Think of all the aspects single women in their thirties complain about on TV shows and now imagine a man doing just the same – that’s the gist of his turning thirty paranoia. He was single, and if he hadn’t managed to get married up to that point, what were the chances for that to ever happen? All his male friends who wanted to get married, had already done it (and most of them regretted it, I might add), so it must be him, there was something terribly wrong with him. And if there were no perspectives for him to get married, then what were the chances for him to have children? And he wanted children, and all his married friends already had children… But not him, no, not him, everything was over and hopeless for him. Then he moved on to his career, etc., with the occasional flashbacks about not having a wife and kids. And by the way, why the hell was I not feeling the same way, since we were the same age, how could I not see that all was lost and meaningless? There was no point in trying to explain that a man in his thirties is young and attractive, so he didn’t need to worry about finding his better half (or halves, who knows…); there was no point in enumerating all the positive things in his life; his self-pity and disappointment had to run their course before he could see clearly again. But by the end of the evening, I thought I’d have to stop him purchasing adjacent burial plots in the graveyard for both of us as a special birthday gift for me – we were thirty, therefore practically dead.

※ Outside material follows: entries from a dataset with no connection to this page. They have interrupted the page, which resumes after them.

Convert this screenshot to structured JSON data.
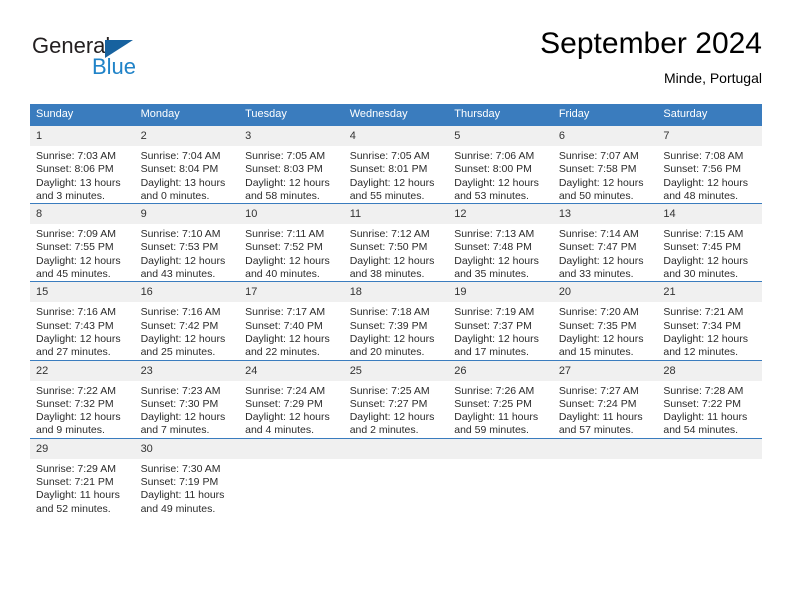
{
  "brand": {
    "name_part1": "General",
    "name_part2": "Blue",
    "logo_icon": "triangle-icon",
    "color_dark": "#231f20",
    "color_blue": "#2083c8",
    "color_triangle": "#17629f"
  },
  "header": {
    "month_title": "September 2024",
    "location": "Minde, Portugal"
  },
  "theme": {
    "header_blue": "#3a7cbe",
    "daynum_gray": "#f0f0f0",
    "text_dark": "#2b2b2b"
  },
  "calendar": {
    "weekday_headers": [
      "Sunday",
      "Monday",
      "Tuesday",
      "Wednesday",
      "Thursday",
      "Friday",
      "Saturday"
    ],
    "weeks": [
      [
        {
          "day": "1",
          "sunrise": "Sunrise: 7:03 AM",
          "sunset": "Sunset: 8:06 PM",
          "daylight_line1": "Daylight: 13 hours",
          "daylight_line2": "and 3 minutes."
        },
        {
          "day": "2",
          "sunrise": "Sunrise: 7:04 AM",
          "sunset": "Sunset: 8:04 PM",
          "daylight_line1": "Daylight: 13 hours",
          "daylight_line2": "and 0 minutes."
        },
        {
          "day": "3",
          "sunrise": "Sunrise: 7:05 AM",
          "sunset": "Sunset: 8:03 PM",
          "daylight_line1": "Daylight: 12 hours",
          "daylight_line2": "and 58 minutes."
        },
        {
          "day": "4",
          "sunrise": "Sunrise: 7:05 AM",
          "sunset": "Sunset: 8:01 PM",
          "daylight_line1": "Daylight: 12 hours",
          "daylight_line2": "and 55 minutes."
        },
        {
          "day": "5",
          "sunrise": "Sunrise: 7:06 AM",
          "sunset": "Sunset: 8:00 PM",
          "daylight_line1": "Daylight: 12 hours",
          "daylight_line2": "and 53 minutes."
        },
        {
          "day": "6",
          "sunrise": "Sunrise: 7:07 AM",
          "sunset": "Sunset: 7:58 PM",
          "daylight_line1": "Daylight: 12 hours",
          "daylight_line2": "and 50 minutes."
        },
        {
          "day": "7",
          "sunrise": "Sunrise: 7:08 AM",
          "sunset": "Sunset: 7:56 PM",
          "daylight_line1": "Daylight: 12 hours",
          "daylight_line2": "and 48 minutes."
        }
      ],
      [
        {
          "day": "8",
          "sunrise": "Sunrise: 7:09 AM",
          "sunset": "Sunset: 7:55 PM",
          "daylight_line1": "Daylight: 12 hours",
          "daylight_line2": "and 45 minutes."
        },
        {
          "day": "9",
          "sunrise": "Sunrise: 7:10 AM",
          "sunset": "Sunset: 7:53 PM",
          "daylight_line1": "Daylight: 12 hours",
          "daylight_line2": "and 43 minutes."
        },
        {
          "day": "10",
          "sunrise": "Sunrise: 7:11 AM",
          "sunset": "Sunset: 7:52 PM",
          "daylight_line1": "Daylight: 12 hours",
          "daylight_line2": "and 40 minutes."
        },
        {
          "day": "11",
          "sunrise": "Sunrise: 7:12 AM",
          "sunset": "Sunset: 7:50 PM",
          "daylight_line1": "Daylight: 12 hours",
          "daylight_line2": "and 38 minutes."
        },
        {
          "day": "12",
          "sunrise": "Sunrise: 7:13 AM",
          "sunset": "Sunset: 7:48 PM",
          "daylight_line1": "Daylight: 12 hours",
          "daylight_line2": "and 35 minutes."
        },
        {
          "day": "13",
          "sunrise": "Sunrise: 7:14 AM",
          "sunset": "Sunset: 7:47 PM",
          "daylight_line1": "Daylight: 12 hours",
          "daylight_line2": "and 33 minutes."
        },
        {
          "day": "14",
          "sunrise": "Sunrise: 7:15 AM",
          "sunset": "Sunset: 7:45 PM",
          "daylight_line1": "Daylight: 12 hours",
          "daylight_line2": "and 30 minutes."
        }
      ],
      [
        {
          "day": "15",
          "sunrise": "Sunrise: 7:16 AM",
          "sunset": "Sunset: 7:43 PM",
          "daylight_line1": "Daylight: 12 hours",
          "daylight_line2": "and 27 minutes."
        },
        {
          "day": "16",
          "sunrise": "Sunrise: 7:16 AM",
          "sunset": "Sunset: 7:42 PM",
          "daylight_line1": "Daylight: 12 hours",
          "daylight_line2": "and 25 minutes."
        },
        {
          "day": "17",
          "sunrise": "Sunrise: 7:17 AM",
          "sunset": "Sunset: 7:40 PM",
          "daylight_line1": "Daylight: 12 hours",
          "daylight_line2": "and 22 minutes."
        },
        {
          "day": "18",
          "sunrise": "Sunrise: 7:18 AM",
          "sunset": "Sunset: 7:39 PM",
          "daylight_line1": "Daylight: 12 hours",
          "daylight_line2": "and 20 minutes."
        },
        {
          "day": "19",
          "sunrise": "Sunrise: 7:19 AM",
          "sunset": "Sunset: 7:37 PM",
          "daylight_line1": "Daylight: 12 hours",
          "daylight_line2": "and 17 minutes."
        },
        {
          "day": "20",
          "sunrise": "Sunrise: 7:20 AM",
          "sunset": "Sunset: 7:35 PM",
          "daylight_line1": "Daylight: 12 hours",
          "daylight_line2": "and 15 minutes."
        },
        {
          "day": "21",
          "sunrise": "Sunrise: 7:21 AM",
          "sunset": "Sunset: 7:34 PM",
          "daylight_line1": "Daylight: 12 hours",
          "daylight_line2": "and 12 minutes."
        }
      ],
      [
        {
          "day": "22",
          "sunrise": "Sunrise: 7:22 AM",
          "sunset": "Sunset: 7:32 PM",
          "daylight_line1": "Daylight: 12 hours",
          "daylight_line2": "and 9 minutes."
        },
        {
          "day": "23",
          "sunrise": "Sunrise: 7:23 AM",
          "sunset": "Sunset: 7:30 PM",
          "daylight_line1": "Daylight: 12 hours",
          "daylight_line2": "and 7 minutes."
        },
        {
          "day": "24",
          "sunrise": "Sunrise: 7:24 AM",
          "sunset": "Sunset: 7:29 PM",
          "daylight_line1": "Daylight: 12 hours",
          "daylight_line2": "and 4 minutes."
        },
        {
          "day": "25",
          "sunrise": "Sunrise: 7:25 AM",
          "sunset": "Sunset: 7:27 PM",
          "daylight_line1": "Daylight: 12 hours",
          "daylight_line2": "and 2 minutes."
        },
        {
          "day": "26",
          "sunrise": "Sunrise: 7:26 AM",
          "sunset": "Sunset: 7:25 PM",
          "daylight_line1": "Daylight: 11 hours",
          "daylight_line2": "and 59 minutes."
        },
        {
          "day": "27",
          "sunrise": "Sunrise: 7:27 AM",
          "sunset": "Sunset: 7:24 PM",
          "daylight_line1": "Daylight: 11 hours",
          "daylight_line2": "and 57 minutes."
        },
        {
          "day": "28",
          "sunrise": "Sunrise: 7:28 AM",
          "sunset": "Sunset: 7:22 PM",
          "daylight_line1": "Daylight: 11 hours",
          "daylight_line2": "and 54 minutes."
        }
      ],
      [
        {
          "day": "29",
          "sunrise": "Sunrise: 7:29 AM",
          "sunset": "Sunset: 7:21 PM",
          "daylight_line1": "Daylight: 11 hours",
          "daylight_line2": "and 52 minutes."
        },
        {
          "day": "30",
          "sunrise": "Sunrise: 7:30 AM",
          "sunset": "Sunset: 7:19 PM",
          "daylight_line1": "Daylight: 11 hours",
          "daylight_line2": "and 49 minutes."
        },
        {
          "day": "",
          "sunrise": "",
          "sunset": "",
          "daylight_line1": "",
          "daylight_line2": ""
        },
        {
          "day": "",
          "sunrise": "",
          "sunset": "",
          "daylight_line1": "",
          "daylight_line2": ""
        },
        {
          "day": "",
          "sunrise": "",
          "sunset": "",
          "daylight_line1": "",
          "daylight_line2": ""
        },
        {
          "day": "",
          "sunrise": "",
          "sunset": "",
          "daylight_line1": "",
          "daylight_line2": ""
        },
        {
          "day": "",
          "sunrise": "",
          "sunset": "",
          "daylight_line1": "",
          "daylight_line2": ""
        }
      ]
    ]
  }
}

He isn’t the only man I know who panicked about this dreaded age. Another example is a twenty-nine year old guy who started talking about marriage on his first dates simply because he couldn’t picture himself thirty and not married, it was simply unacceptable. We weren’t close friends, so we lost touch at a point; but I know that he is still single and in his late thirties now, so I bet he’ll make for quite an interesting case study when he turns forty.
All joking aside, age is every so often a terrifying monster for all of us; and like the vane creature that I am, I do my best to if not avoid, at least diminish the tell-tale signs the passage of time leaves behind. But I refuse to obsess over the inevitable, I choose to focus on the matters I can change – life is hard enough as it is, why add unnecessary worry lines? But I often think of the revelation brought on by my friend’s thirtieth birthday – men fear aging as much as women do and we all have good reasons to feel this way. So is there a way of preventing the illusion of time from becoming the disillusion of a lifetime? Do let me know if you have the answer to this one…